* _Available data_
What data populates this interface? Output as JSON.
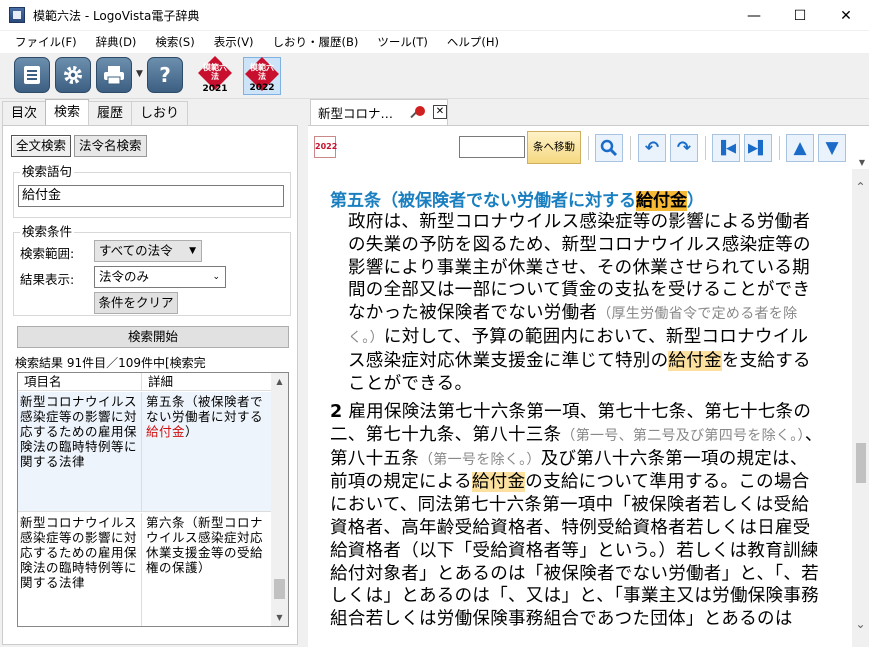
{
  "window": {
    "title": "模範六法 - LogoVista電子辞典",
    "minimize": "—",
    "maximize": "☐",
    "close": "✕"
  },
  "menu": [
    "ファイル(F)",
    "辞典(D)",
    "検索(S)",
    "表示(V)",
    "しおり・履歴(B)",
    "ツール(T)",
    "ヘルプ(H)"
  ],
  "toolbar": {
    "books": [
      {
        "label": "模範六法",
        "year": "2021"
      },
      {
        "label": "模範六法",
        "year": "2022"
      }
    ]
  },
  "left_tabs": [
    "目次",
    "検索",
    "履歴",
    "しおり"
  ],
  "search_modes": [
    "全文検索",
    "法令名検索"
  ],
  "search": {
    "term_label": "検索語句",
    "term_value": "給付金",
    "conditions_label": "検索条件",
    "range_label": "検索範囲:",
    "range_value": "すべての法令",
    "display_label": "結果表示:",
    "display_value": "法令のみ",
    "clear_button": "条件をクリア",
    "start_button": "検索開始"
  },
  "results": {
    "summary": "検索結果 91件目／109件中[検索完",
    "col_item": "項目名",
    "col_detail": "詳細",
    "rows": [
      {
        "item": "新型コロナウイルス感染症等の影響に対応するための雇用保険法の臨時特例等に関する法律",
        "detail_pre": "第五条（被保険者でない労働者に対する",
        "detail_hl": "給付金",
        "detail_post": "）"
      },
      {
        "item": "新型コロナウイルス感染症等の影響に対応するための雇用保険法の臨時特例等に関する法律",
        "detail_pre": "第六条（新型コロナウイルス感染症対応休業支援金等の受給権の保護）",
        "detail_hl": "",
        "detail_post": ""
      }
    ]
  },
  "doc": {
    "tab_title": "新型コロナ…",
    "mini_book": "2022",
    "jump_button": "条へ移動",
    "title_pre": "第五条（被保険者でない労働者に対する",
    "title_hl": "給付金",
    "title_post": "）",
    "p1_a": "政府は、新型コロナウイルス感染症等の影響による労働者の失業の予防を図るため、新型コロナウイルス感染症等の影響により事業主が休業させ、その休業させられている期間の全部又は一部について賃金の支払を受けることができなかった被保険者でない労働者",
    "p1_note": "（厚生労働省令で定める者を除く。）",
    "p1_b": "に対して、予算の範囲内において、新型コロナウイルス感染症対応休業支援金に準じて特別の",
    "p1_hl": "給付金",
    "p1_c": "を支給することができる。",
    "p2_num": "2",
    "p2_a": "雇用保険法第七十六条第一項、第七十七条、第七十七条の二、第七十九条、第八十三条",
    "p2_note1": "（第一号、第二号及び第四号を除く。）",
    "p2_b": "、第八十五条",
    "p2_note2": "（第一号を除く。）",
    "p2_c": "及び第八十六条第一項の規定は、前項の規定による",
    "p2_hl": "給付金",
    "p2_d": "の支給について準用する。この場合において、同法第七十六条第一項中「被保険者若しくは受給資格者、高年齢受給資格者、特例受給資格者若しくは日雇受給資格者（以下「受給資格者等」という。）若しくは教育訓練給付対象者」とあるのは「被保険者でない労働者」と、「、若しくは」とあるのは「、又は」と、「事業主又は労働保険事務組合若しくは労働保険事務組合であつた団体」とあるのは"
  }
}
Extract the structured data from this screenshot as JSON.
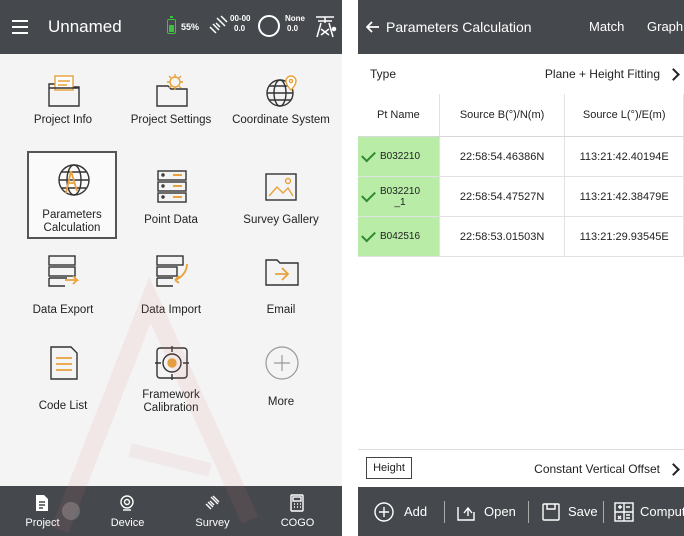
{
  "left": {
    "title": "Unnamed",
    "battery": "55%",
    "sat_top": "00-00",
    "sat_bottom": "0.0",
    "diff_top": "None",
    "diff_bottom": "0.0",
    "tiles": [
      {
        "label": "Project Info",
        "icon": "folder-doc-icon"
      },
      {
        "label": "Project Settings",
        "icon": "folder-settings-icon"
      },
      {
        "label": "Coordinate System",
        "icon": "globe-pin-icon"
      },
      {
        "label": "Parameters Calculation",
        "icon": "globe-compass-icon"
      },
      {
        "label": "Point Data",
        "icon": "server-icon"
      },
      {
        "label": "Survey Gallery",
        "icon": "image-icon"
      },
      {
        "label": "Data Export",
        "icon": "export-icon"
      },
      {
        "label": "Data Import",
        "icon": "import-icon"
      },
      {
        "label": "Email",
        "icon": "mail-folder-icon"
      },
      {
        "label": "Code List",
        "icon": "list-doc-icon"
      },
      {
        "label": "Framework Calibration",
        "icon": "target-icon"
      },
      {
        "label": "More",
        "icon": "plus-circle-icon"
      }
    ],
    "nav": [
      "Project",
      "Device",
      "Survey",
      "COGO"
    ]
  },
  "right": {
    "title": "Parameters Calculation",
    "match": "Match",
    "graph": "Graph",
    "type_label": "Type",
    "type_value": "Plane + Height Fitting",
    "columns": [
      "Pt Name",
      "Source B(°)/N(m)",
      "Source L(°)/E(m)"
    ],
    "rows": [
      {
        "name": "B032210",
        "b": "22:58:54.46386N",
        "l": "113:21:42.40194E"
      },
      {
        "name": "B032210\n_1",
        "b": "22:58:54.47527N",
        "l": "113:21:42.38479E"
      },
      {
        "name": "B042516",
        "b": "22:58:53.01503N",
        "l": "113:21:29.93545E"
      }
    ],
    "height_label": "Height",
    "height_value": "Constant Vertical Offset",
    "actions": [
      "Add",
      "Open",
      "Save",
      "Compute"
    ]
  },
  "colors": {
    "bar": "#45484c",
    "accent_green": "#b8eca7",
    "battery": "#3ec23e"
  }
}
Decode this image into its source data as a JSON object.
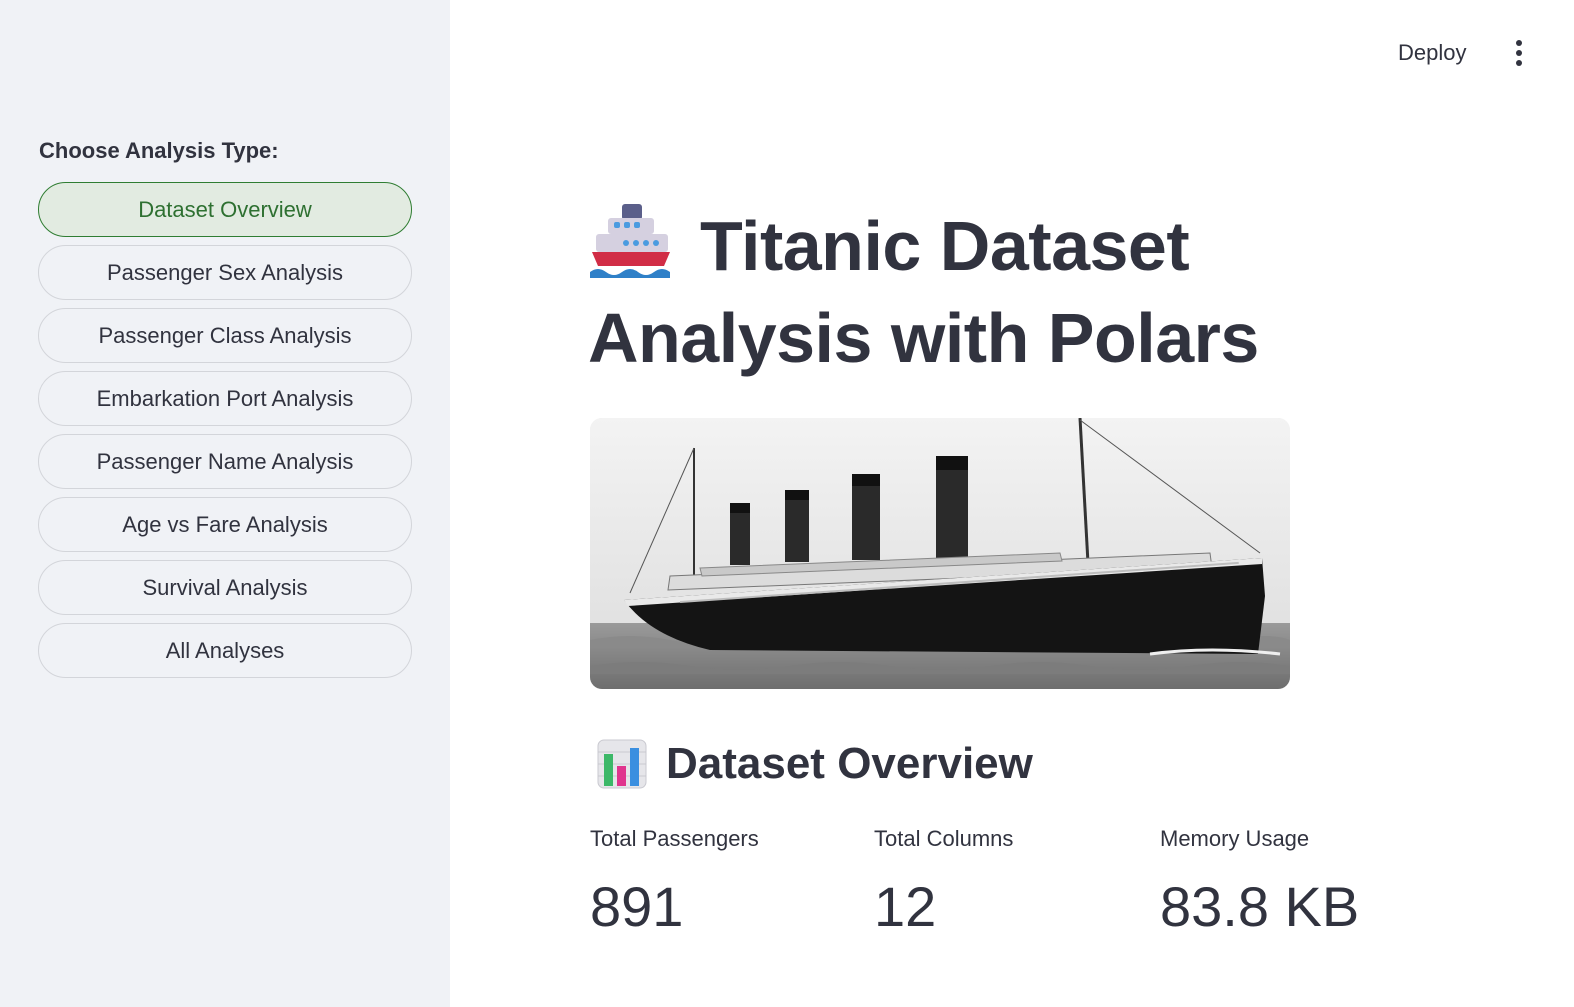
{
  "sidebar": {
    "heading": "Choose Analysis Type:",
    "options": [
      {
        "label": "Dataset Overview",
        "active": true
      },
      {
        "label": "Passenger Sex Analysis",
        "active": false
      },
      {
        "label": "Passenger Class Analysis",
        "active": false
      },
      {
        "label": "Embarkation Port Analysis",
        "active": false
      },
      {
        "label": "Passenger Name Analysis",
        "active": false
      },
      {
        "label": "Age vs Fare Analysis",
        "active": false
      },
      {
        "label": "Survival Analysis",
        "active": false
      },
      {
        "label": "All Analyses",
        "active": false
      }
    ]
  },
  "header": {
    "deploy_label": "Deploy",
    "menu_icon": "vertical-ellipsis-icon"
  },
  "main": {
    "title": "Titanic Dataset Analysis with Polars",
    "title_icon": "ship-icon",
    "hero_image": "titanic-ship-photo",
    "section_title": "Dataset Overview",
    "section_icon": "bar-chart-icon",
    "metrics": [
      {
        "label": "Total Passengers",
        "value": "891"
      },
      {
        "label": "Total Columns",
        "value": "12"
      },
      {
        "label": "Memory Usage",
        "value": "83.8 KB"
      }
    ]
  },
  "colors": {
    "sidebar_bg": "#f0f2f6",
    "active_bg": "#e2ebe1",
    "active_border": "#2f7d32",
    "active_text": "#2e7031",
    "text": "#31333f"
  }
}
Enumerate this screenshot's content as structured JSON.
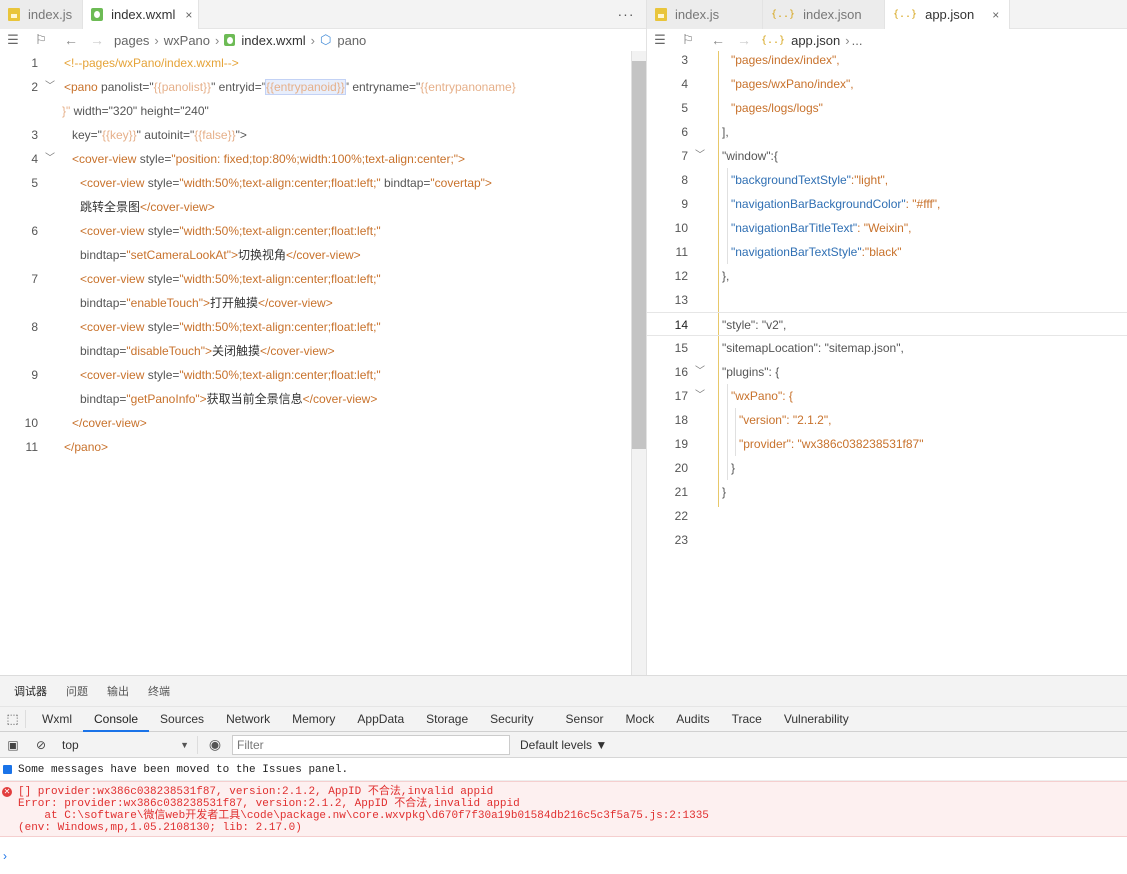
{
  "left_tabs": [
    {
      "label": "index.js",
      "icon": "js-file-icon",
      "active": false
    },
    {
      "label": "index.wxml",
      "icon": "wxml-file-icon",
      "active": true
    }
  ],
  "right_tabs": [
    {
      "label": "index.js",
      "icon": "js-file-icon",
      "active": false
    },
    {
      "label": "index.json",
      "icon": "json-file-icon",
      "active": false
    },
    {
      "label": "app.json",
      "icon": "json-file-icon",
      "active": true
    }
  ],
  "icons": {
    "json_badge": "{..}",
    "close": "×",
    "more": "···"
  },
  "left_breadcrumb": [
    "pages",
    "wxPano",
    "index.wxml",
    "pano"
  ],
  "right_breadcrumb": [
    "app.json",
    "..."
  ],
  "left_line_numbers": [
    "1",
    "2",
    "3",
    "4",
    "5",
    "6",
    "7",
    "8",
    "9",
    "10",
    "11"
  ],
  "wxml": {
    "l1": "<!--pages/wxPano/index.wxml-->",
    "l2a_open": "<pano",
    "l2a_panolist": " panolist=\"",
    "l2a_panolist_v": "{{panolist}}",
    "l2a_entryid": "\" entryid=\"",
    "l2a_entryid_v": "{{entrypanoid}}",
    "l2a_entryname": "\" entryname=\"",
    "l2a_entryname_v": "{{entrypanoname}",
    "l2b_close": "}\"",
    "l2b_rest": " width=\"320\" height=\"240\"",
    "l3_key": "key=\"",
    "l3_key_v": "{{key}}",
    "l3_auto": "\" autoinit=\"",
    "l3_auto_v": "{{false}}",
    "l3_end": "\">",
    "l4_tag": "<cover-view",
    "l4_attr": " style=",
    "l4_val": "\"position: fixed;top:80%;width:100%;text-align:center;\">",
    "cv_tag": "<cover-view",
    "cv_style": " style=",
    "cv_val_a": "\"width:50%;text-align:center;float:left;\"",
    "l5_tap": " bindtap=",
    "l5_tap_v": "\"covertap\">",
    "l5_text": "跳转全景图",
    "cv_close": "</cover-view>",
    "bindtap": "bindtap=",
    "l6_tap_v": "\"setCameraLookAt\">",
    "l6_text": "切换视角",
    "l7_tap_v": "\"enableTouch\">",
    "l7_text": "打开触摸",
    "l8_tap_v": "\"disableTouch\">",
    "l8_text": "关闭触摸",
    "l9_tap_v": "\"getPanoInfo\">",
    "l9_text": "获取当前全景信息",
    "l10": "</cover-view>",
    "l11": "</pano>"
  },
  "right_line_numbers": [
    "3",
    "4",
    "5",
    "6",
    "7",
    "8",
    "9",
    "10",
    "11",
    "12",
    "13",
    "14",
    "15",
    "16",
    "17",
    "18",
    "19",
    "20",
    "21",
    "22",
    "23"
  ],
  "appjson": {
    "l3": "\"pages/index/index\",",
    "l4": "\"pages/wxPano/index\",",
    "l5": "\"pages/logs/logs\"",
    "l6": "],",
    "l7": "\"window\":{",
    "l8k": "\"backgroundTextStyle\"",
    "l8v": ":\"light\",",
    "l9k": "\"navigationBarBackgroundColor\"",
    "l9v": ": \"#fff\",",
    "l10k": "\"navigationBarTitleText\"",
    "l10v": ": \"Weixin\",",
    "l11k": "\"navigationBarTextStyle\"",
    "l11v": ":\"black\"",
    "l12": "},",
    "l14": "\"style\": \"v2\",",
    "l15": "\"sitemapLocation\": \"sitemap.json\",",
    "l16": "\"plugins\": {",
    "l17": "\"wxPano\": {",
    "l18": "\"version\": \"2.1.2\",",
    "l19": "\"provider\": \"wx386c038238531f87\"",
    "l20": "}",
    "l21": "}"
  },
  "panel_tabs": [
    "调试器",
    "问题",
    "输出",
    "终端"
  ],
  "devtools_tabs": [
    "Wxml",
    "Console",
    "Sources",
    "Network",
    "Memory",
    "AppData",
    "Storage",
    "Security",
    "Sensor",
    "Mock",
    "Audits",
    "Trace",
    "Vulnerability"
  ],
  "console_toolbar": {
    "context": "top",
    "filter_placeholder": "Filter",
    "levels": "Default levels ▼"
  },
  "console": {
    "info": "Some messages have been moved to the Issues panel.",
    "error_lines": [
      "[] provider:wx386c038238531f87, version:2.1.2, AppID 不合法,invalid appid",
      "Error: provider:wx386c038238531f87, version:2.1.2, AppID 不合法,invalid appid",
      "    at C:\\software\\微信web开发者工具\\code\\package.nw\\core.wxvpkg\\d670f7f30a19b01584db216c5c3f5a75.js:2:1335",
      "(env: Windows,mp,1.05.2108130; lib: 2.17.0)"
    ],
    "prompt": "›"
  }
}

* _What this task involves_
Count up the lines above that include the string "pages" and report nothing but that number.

* _Reply to the task_
5